And as shocking as it is now, they’ve only just begun,” Swanson told the Jason Rantz Show on KTTH. State legislation backed by several Democrat lawmakers is one of the driving forces behind this issue. House Bill 1110 was crafted with the intended purpose “to create more homes for Washington by increasing middle housing in areas traditionally dedicated to single family detached housing.” More from Max Gross: Landlords ditching Seattle over nightmare tenants, laws The bill had bipartisan support.
However, several conservatives in the state legislature were opposed to the measure. Rep. Jim Walsh (R-Aberdeen) was one of 18 people who voted against it in the House. “One-size-fits-all zoning policies don’t serve the people’s best interests,” Walsh told the Jason Rantz Show on KTTH. “Ultimately, they’re bad for housing inventory.
For development.
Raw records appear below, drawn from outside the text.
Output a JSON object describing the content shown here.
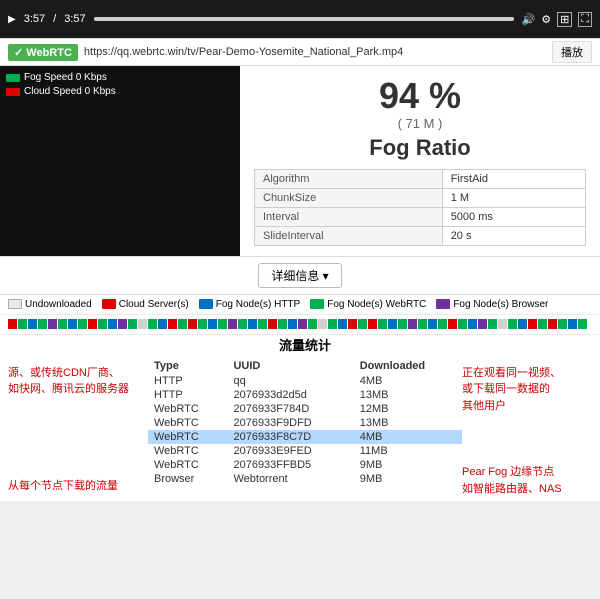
{
  "player": {
    "time_current": "3:57",
    "time_total": "3:57",
    "progress_percent": 100
  },
  "urlbar": {
    "badge_label": "✓ WebRTC",
    "url": "https://qq.webrtc.win/tv/Pear-Demo-Yosemite_National_Park.mp4",
    "play_button": "播放"
  },
  "stats": {
    "percentage": "94 %",
    "size": "( 71 M )",
    "title": "Fog Ratio",
    "table": [
      {
        "key": "Algorithm",
        "value": "FirstAid"
      },
      {
        "key": "ChunkSize",
        "value": "1 M"
      },
      {
        "key": "Interval",
        "value": "5000 ms"
      },
      {
        "key": "SlideInterval",
        "value": "20 s"
      }
    ]
  },
  "legend": {
    "fog_speed": "Fog Speed 0 Kbps",
    "cloud_speed": "Cloud Speed 0 Kbps"
  },
  "details_button": "详细信息 ▾",
  "legend_bar": {
    "undownloaded": "Undownloaded",
    "cloud_server": "Cloud Server(s)",
    "fog_http": "Fog Node(s) HTTP",
    "fog_webrtc": "Fog Node(s) WebRTC",
    "fog_browser": "Fog Node(s) Browser"
  },
  "flow_stats": {
    "title": "流量统计",
    "headers": [
      "Type",
      "UUID",
      "Downloaded"
    ],
    "rows": [
      {
        "type": "HTTP",
        "uuid": "qq",
        "downloaded": "4MB",
        "highlight": false
      },
      {
        "type": "HTTP",
        "uuid": "2076933d2d5d",
        "downloaded": "13MB",
        "highlight": false
      },
      {
        "type": "WebRTC",
        "uuid": "2076933F784D",
        "downloaded": "12MB",
        "highlight": false
      },
      {
        "type": "WebRTC",
        "uuid": "2076933F9DFD",
        "downloaded": "13MB",
        "highlight": false
      },
      {
        "type": "WebRTC",
        "uuid": "2076933F8C7D",
        "downloaded": "4MB",
        "highlight": true
      },
      {
        "type": "WebRTC",
        "uuid": "2076933E9FED",
        "downloaded": "11MB",
        "highlight": false
      },
      {
        "type": "WebRTC",
        "uuid": "2076933FFBD5",
        "downloaded": "9MB",
        "highlight": false
      },
      {
        "type": "Browser",
        "uuid": "Webtorrent",
        "downloaded": "9MB",
        "highlight": false
      }
    ]
  },
  "annotations": {
    "left_top": "源、或传统CDN厂商、\n如快网、腾讯云的服务器",
    "left_bottom": "从每个节点下载的流量",
    "right_top": "正在观看同一视频、\n或下载同一数据的\n其他用户",
    "right_bottom": "Pear Fog 边缘节点\n如智能路由器、NAS"
  },
  "colors": {
    "fog_green": "#00b050",
    "cloud_red": "#e00000",
    "cloud_server_red": "#e00000",
    "fog_http_blue": "#0070c0",
    "fog_webrtc_green": "#00b050",
    "fog_browser_purple": "#7030a0",
    "undownloaded_gray": "#d0d0d0",
    "highlight_blue": "#b3d9ff"
  }
}
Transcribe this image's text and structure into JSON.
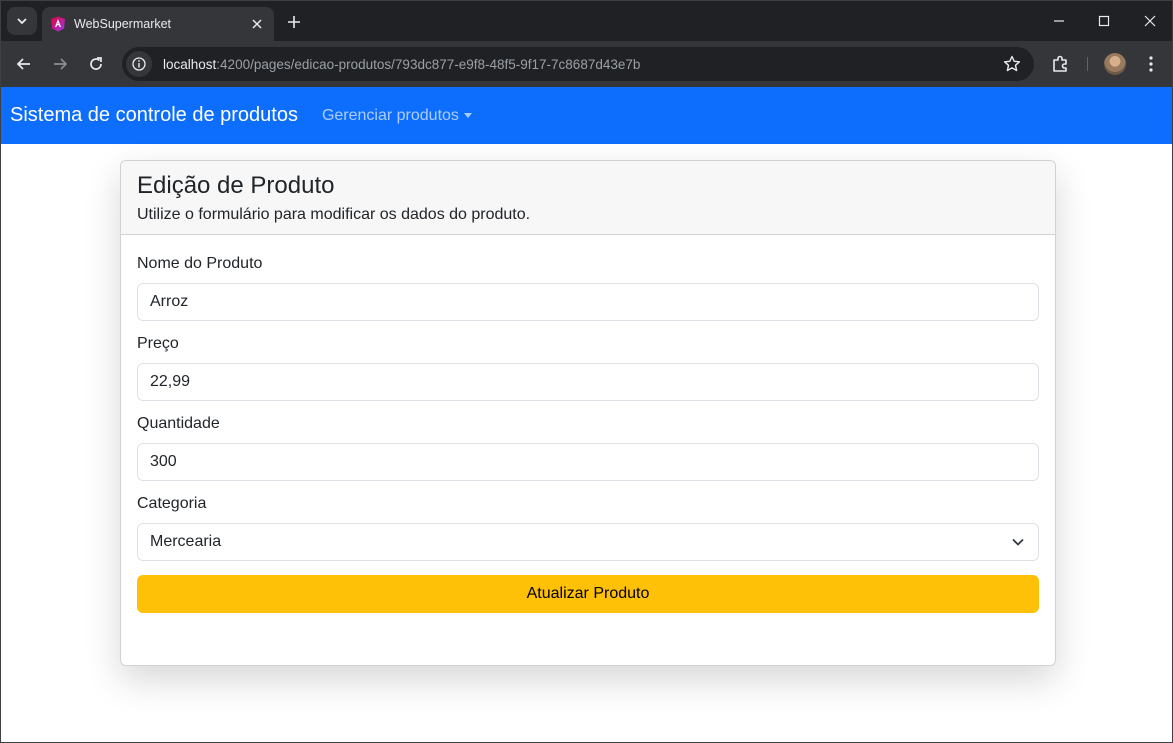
{
  "browser": {
    "tab_title": "WebSupermarket",
    "url_host": "localhost",
    "url_rest": ":4200/pages/edicao-produtos/793dc877-e9f8-48f5-9f17-7c8687d43e7b"
  },
  "navbar": {
    "brand": "Sistema de controle de produtos",
    "dropdown_label": "Gerenciar produtos"
  },
  "card": {
    "title": "Edição de Produto",
    "subtitle": "Utilize o formulário para modificar os dados do produto."
  },
  "form": {
    "nome_label": "Nome do Produto",
    "nome_value": "Arroz",
    "preco_label": "Preço",
    "preco_value": "22,99",
    "quantidade_label": "Quantidade",
    "quantidade_value": "300",
    "categoria_label": "Categoria",
    "categoria_value": "Mercearia",
    "submit_label": "Atualizar Produto"
  },
  "colors": {
    "navbar": "#0d6efd",
    "submit_button": "#ffc107"
  },
  "icons": {
    "tab_favicon": "angular-logo-icon",
    "site_info": "info-icon",
    "bookmark": "star-icon",
    "extensions": "puzzle-icon",
    "select": "chevron-down-icon"
  }
}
For property values. For everyone.” This legislation is attacking the personality of Washington’s unique communities. On top of that, these high-priced luxury apartments do little to help with the housing crisis in King County and across the state. Complexes in the downtown core offer rent starting at $1,800 for a one bedroom space.
That is higher than the median rent price for a one bedroom in King County by $200, according to RentData.org. From Dave Ross: A bullet train is great, but affordable housing is much better Swanson says this law goes in direct conflict with part of the city’s vision statement as well. One of the city’s values is to “convey a single family residential character while offering a range of housing types and prices.” The City of Bothell is not responsible for the passage of HB 1110.
However, officials seem to more than happy to watch large scale apartment buildings be erected. “One of the people I met (has) lived in the same house since he was born in 1955,” Swanson said. “They built a five-story apartment that turns their backyard into a fishbowl. Well, that can’t happen.
It’s got to end.” Swanson also argues that these structures not aesthetically pleasing and are bad for the environment. Bothell has already declared its intent. The city and state have shown they have more allegiance to corporate landlords than longtime residents and homeowners.